The index, on which the report is based, is the most comprehensive dataset on African governance, drawing on ten years of data of all 54 African nations. An updated index is released every two years….

The main challenge in the production of quality, timely data, according to the report, is a lack of funding and lack of independence of the national statistical offices.

Only one country, Mauritius, had a perfect score in terms of independence of its national statistics office – meaning that its office can collect the data it chooses, publish without approval from other arms of the government, and is sufficiently funded. Fifteen African nations scored zero in terms of the independence of their offices….(More)”.

How to ensure that your data science is inclusive
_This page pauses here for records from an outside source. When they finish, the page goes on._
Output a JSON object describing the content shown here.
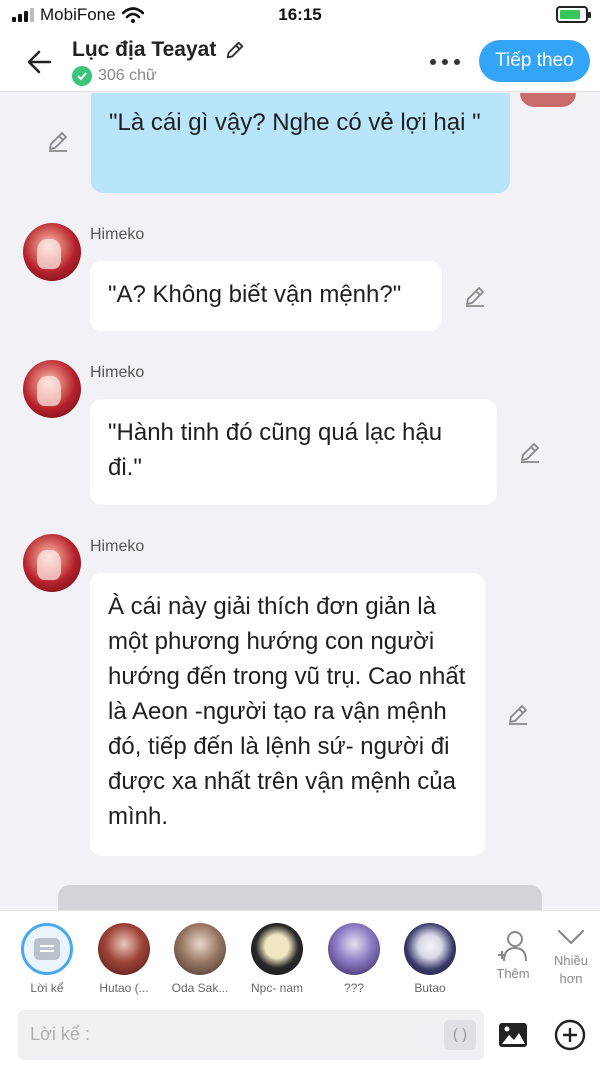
{
  "status_bar": {
    "carrier": "MobiFone",
    "time": "16:15"
  },
  "header": {
    "title": "Lục địa Teayat",
    "word_count": "306 chữ",
    "next_label": "Tiếp theo"
  },
  "messages": [
    {
      "speaker": "",
      "text": "\"Là cái gì vậy? Nghe có vẻ lợi hại \""
    },
    {
      "speaker": "Himeko",
      "text": "\"A? Không biết vận mệnh?\""
    },
    {
      "speaker": "Himeko",
      "text": "\"Hành tinh đó cũng quá lạc hậu đi.\""
    },
    {
      "speaker": "Himeko",
      "text": "À cái này giải thích đơn giản là một phương hướng con người hướng đến trong vũ trụ. Cao nhất là Aeon -người tạo ra vận mệnh đó, tiếp đến là lệnh sứ- người đi được xa nhất trên vận mệnh của mình."
    }
  ],
  "characters": [
    {
      "label": "Lời kể",
      "color": "#4aa8ef"
    },
    {
      "label": "Hutao (...",
      "color": "#7a2a25"
    },
    {
      "label": "Oda Sak...",
      "color": "#8a6a5a"
    },
    {
      "label": "Npc- nam",
      "color": "#2a2a2a"
    },
    {
      "label": "???",
      "color": "#6a5aa8"
    },
    {
      "label": "Butao",
      "color": "#3a3a6a"
    }
  ],
  "actions": {
    "add_label": "Thêm",
    "more_label": "Nhiều hơn"
  },
  "input": {
    "placeholder": "Lời kể :",
    "paren": "( )"
  },
  "colors": {
    "accent": "#34a4f6",
    "self_bubble": "#b8e5f9",
    "check": "#3bc47a"
  }
}
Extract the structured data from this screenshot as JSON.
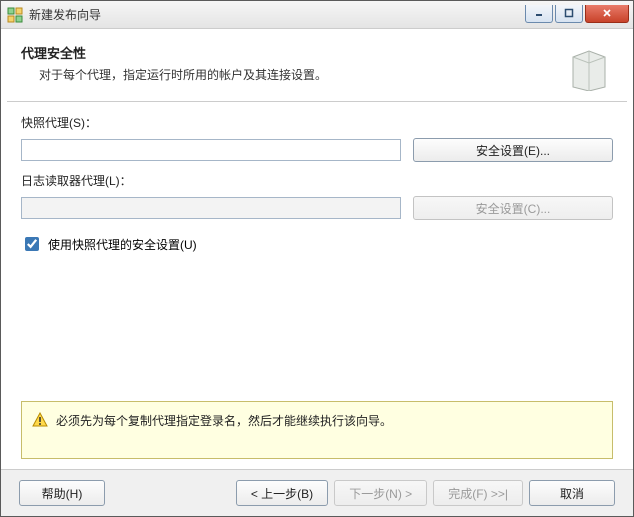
{
  "window": {
    "title": "新建发布向导"
  },
  "header": {
    "title": "代理安全性",
    "subtitle": "对于每个代理，指定运行时所用的帐户及其连接设置。"
  },
  "form": {
    "snapshotAgent": {
      "label": "快照代理(S)：",
      "value": "",
      "securityButton": "安全设置(E)..."
    },
    "logReaderAgent": {
      "label": "日志读取器代理(L)：",
      "value": "",
      "securityButton": "安全设置(C)..."
    },
    "useSnapshotSecurity": {
      "label": "使用快照代理的安全设置(U)",
      "checked": true
    }
  },
  "warning": {
    "text": "必须先为每个复制代理指定登录名，然后才能继续执行该向导。"
  },
  "footer": {
    "help": "帮助(H)",
    "back": "< 上一步(B)",
    "next": "下一步(N) >",
    "finish": "完成(F) >>|",
    "cancel": "取消"
  }
}
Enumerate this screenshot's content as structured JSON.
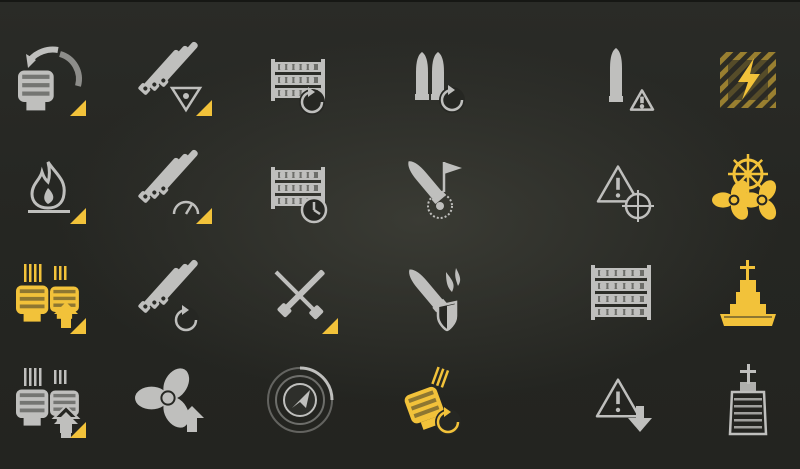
{
  "palette": {
    "gray": "#bfbfbd",
    "gray_dark": "#8d8d8a",
    "gold": "#f2c23a",
    "outline": "#d9d9d6",
    "background": "#262723"
  },
  "grid": {
    "rows": 4,
    "columns": 6,
    "rows_data": [
      {
        "cells": [
          {
            "icon": "turret-rotation-icon",
            "color": "gray",
            "badge": true
          },
          {
            "icon": "gun-barrels-accuracy-icon",
            "color": "gray",
            "badge": true
          },
          {
            "icon": "reload-ammo-rack-icon",
            "color": "gray",
            "badge": false
          },
          {
            "icon": "shells-reload-icon",
            "color": "gray",
            "badge": false
          },
          {
            "icon": "shell-warning-icon",
            "color": "gray",
            "badge": false
          },
          {
            "icon": "hazard-lightning-icon",
            "color": "gold",
            "badge": false
          }
        ]
      },
      {
        "cells": [
          {
            "icon": "fire-icon",
            "color": "gray",
            "badge": true
          },
          {
            "icon": "gun-barrels-speed-icon",
            "color": "gray",
            "badge": true
          },
          {
            "icon": "ammo-rack-timer-icon",
            "color": "gray",
            "badge": false
          },
          {
            "icon": "shell-flag-target-icon",
            "color": "gray",
            "badge": false
          },
          {
            "icon": "warning-crosshair-icon",
            "color": "gray",
            "badge": false
          },
          {
            "icon": "helm-propellers-icon",
            "color": "gold",
            "badge": false
          }
        ]
      },
      {
        "cells": [
          {
            "icon": "turrets-upgrade-icon",
            "color": "gold",
            "badge": true
          },
          {
            "icon": "gun-barrels-reload-icon",
            "color": "gray",
            "badge": false
          },
          {
            "icon": "crossed-guns-icon",
            "color": "gray",
            "badge": true
          },
          {
            "icon": "shell-fire-shield-icon",
            "color": "gray",
            "badge": false
          },
          {
            "icon": "ammo-rack-icon",
            "color": "gray",
            "badge": false
          },
          {
            "icon": "battleship-icon",
            "color": "gold",
            "badge": false
          }
        ]
      },
      {
        "cells": [
          {
            "icon": "turrets-upgrade-gray-icon",
            "color": "gray",
            "badge": true
          },
          {
            "icon": "propeller-upgrade-icon",
            "color": "gray",
            "badge": false
          },
          {
            "icon": "radar-icon",
            "color": "gray",
            "badge": false
          },
          {
            "icon": "turret-rotation-gold-icon",
            "color": "gold",
            "badge": false
          },
          {
            "icon": "warning-down-icon",
            "color": "gray",
            "badge": false
          },
          {
            "icon": "battleship-bow-icon",
            "color": "gray",
            "badge": false
          }
        ]
      }
    ]
  }
}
Blog by Samhir Vasdev: “As a new generation of data scientists emerges in Africa, they will encounter relatively little trusted, accurate, and accessible data upon which to apply their skills. It’s time to acknowledge the limitations of the data sources upon which data science relies, particularly in lower-income countries.

The potential of data science to support, measure, and amplify sustainable development is undeniable. As public, private, and civic institutions around the world recognize the role that data science can play in advancing their growth, an increasingly robust array of efforts has emerged to foster data science in lower-income countries.

This phenomenon is particularly salient in Sub-Saharan Africa. There, foundations are investing millions into building data literacy and data science skills across the continent. Multilaterals and national governments are pioneering new investments into data science, artificial intelligence, and smart cities. Private and public donors are building data science centers to build cohorts of local, indigenous data science talent. Local universities are launching graduate-level data science courses.

Despite this progress, among the hype surrounding data science rests an unpopular and inconvenient truth: As a new generation of data scientists emerges in Africa, they will encounter relatively little trusted, accurate, and accessible data that they can use for data science.

We hear promises of how data science can help teachers tailor curricula according to students’ performances, but many school systems don’t collect or track that performance data with enough accuracy and timeliness to perform those data science–enabled tweaks. We believe that data science can help us catch disease outbreaks early, but health care facilities often lack the specific data, like patient origin or digitized information, that is needed to discern those insights.

These fundamental data gaps invite the question: Precisely what data would we perform data science on to achieve sustainable development?…(More)”.